-- Materials provided follows --
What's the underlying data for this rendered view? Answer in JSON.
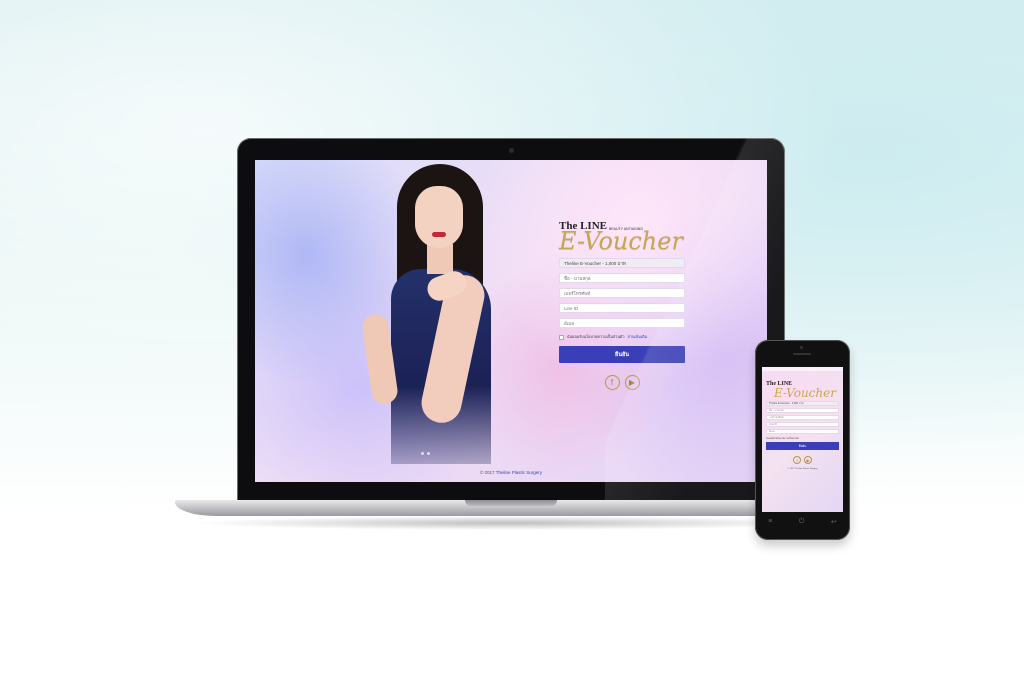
{
  "brand": {
    "the_line": "The LINE",
    "sub": "BEAUTY ANTIAGING",
    "script": "E-Voucher"
  },
  "form": {
    "voucher_select": "Theline E-Voucher - 1,000 บาท",
    "name_placeholder": "ชื่อ - นามสกุล",
    "phone_placeholder": "เบอร์โทรศัพท์",
    "line_placeholder": "Line ID",
    "email_placeholder": "อีเมล",
    "consent_text": "ฉันยอมรับนโยบายความเป็นส่วนตัว",
    "consent_link": "อ่านเพิ่มเติม",
    "submit_label": "ยืนยัน"
  },
  "social": {
    "facebook": "f",
    "youtube": "▶"
  },
  "footer": {
    "copyright": "© 2017",
    "company": "Theline Plastic Surgery"
  },
  "phone_buttons": [
    "≡",
    "⏻",
    "↩"
  ],
  "colors": {
    "accent_blue": "#3a3fb8",
    "gold": "#c9a652",
    "link_blue": "#2c46c7"
  },
  "icons": {
    "facebook": "facebook-icon",
    "youtube": "youtube-icon"
  }
}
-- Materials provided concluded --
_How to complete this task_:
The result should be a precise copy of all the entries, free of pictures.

_Result of this task_:
What's the underlying data for this rendered view? Answer in JSON.
{
  "brand": {
    "the_line": "The LINE",
    "sub": "BEAUTY ANTIAGING",
    "script": "E-Voucher"
  },
  "form": {
    "voucher_select": "Theline E-Voucher - 1,000 บาท",
    "name_placeholder": "ชื่อ - นามสกุล",
    "phone_placeholder": "เบอร์โทรศัพท์",
    "line_placeholder": "Line ID",
    "email_placeholder": "อีเมล",
    "consent_text": "ฉันยอมรับนโยบายความเป็นส่วนตัว",
    "consent_link": "อ่านเพิ่มเติม",
    "submit_label": "ยืนยัน"
  },
  "social": {
    "facebook": "f",
    "youtube": "▶"
  },
  "footer": {
    "copyright": "© 2017",
    "company": "Theline Plastic Surgery"
  },
  "phone_buttons": [
    "≡",
    "⏻",
    "↩"
  ],
  "colors": {
    "accent_blue": "#3a3fb8",
    "gold": "#c9a652",
    "link_blue": "#2c46c7"
  },
  "icons": {
    "facebook": "facebook-icon",
    "youtube": "youtube-icon"
  }
}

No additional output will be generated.